Once a loosely regulated bunch, private equity firms might have to register as broker-dealers or find their ability to charge transaction fees or provide bank-like services impaired. These are the very services that help them attract portfolio companies.
The Securities and Exchange Commission rocked the private equity world last month when agency officials settled with private equity firm Blackstreet Capital Management for $3.1 million, signaling in a three-page agreement that if private equity firms want to charge transaction fees, they might have to register.

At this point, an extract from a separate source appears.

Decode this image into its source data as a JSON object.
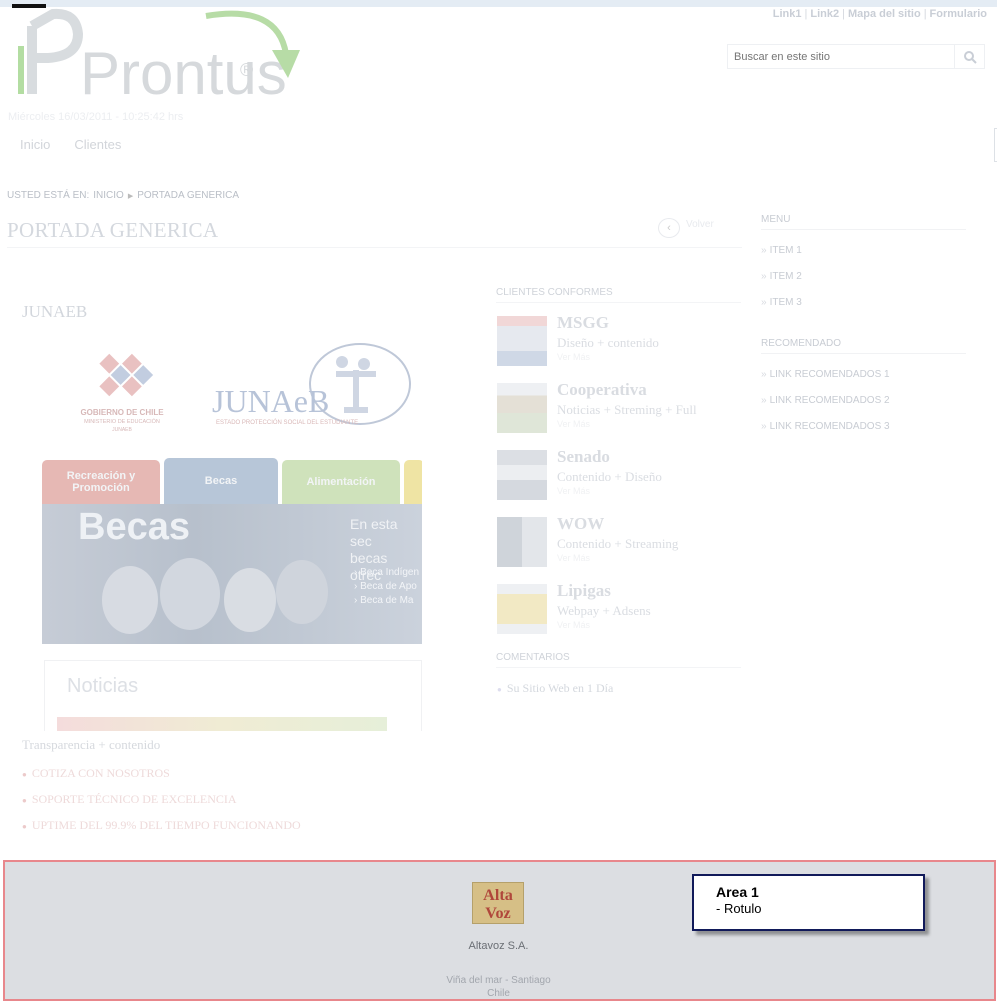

According to the June 1 settlement, Blackstreet ran afoul of regulators by engaging in brokerage activity related to the acquisition and disposition of portfolio companies without registering as a broker-dealer.

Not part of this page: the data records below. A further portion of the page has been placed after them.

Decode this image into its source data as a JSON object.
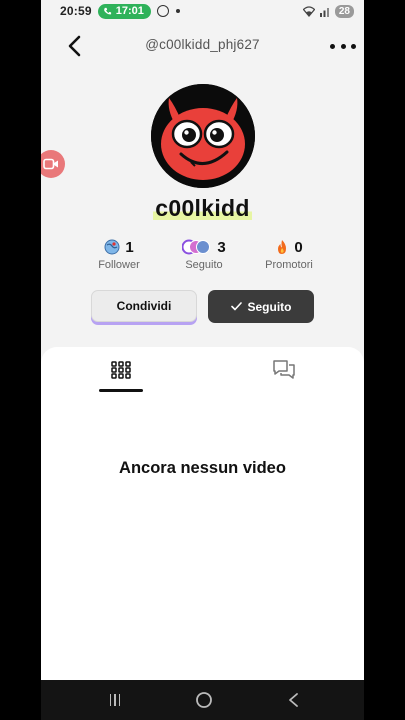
{
  "status_bar": {
    "time": "20:59",
    "call_time": "17:01",
    "battery": "28",
    "icons": [
      "call-icon",
      "whatsapp-icon",
      "dot-icon",
      "wifi-icon",
      "signal-icon",
      "battery-icon"
    ]
  },
  "header": {
    "username": "@c00lkidd_phj627",
    "back_icon": "chevron-left-icon",
    "more_icon": "ellipsis-icon"
  },
  "profile": {
    "display_name": "c00lkidd",
    "avatar_icon": "red-devil-avatar"
  },
  "stats": [
    {
      "value": "1",
      "label": "Follower",
      "icon": "globe-avatar-icon"
    },
    {
      "value": "3",
      "label": "Seguito",
      "icon": "stacked-avatars-icon"
    },
    {
      "value": "0",
      "label": "Promotori",
      "icon": "fire-icon"
    }
  ],
  "actions": {
    "share_label": "Condividi",
    "following_label": "Seguito"
  },
  "tabs": {
    "videos_icon": "grid-icon",
    "comments_icon": "chat-bubbles-icon"
  },
  "empty_state": {
    "message": "Ancora nessun video"
  },
  "colors": {
    "accent_purple": "#b7a2f2",
    "call_green": "#2fb25a",
    "avatar_red": "#e9403a",
    "dark_button": "#3b3b3b"
  }
}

Private equity firms perform a number of services for their portfolio companies, such as help them raise capital and assist with mergers and acquisitions.
Registration as a broker-dealer is not something private equity firms are eager to do because it is an expensive process and opens these firms up to another set of regulations and regulators, industry insiders and lawyers say. In order to avoid broker-dealer registration, many private equity firms have been offsetting as much as 100% of transaction fees against the management fees and/or carried interest.
“The new concern arising from Blackstreet is that private equity firms may need to become registered as broker-dealers if they engage in investment banking activities for their portfolio companies,” said David Fann, president and CEO of San Diego-based private equity consultant TorreyCove Capital Partners LLC. “This could be a new chapter of regulatory oversight for some private equity firms.”
The issue of registration first came up in a 2013 speech to the American Bar Association by David Blass, then chief counsel in the SEC's division of trading and markets who mentioned that private equity firms were charging transaction fees for investment banking and other banking services. In 2014, the SEC released a no-action letter on the issue, which provided limited relief only for brokers that solely worked on mergers and acquisitions, making relief generally unavailable to most private equity firms, according to a June 21 memo on the issue by law firm Winston & Strawn LLP.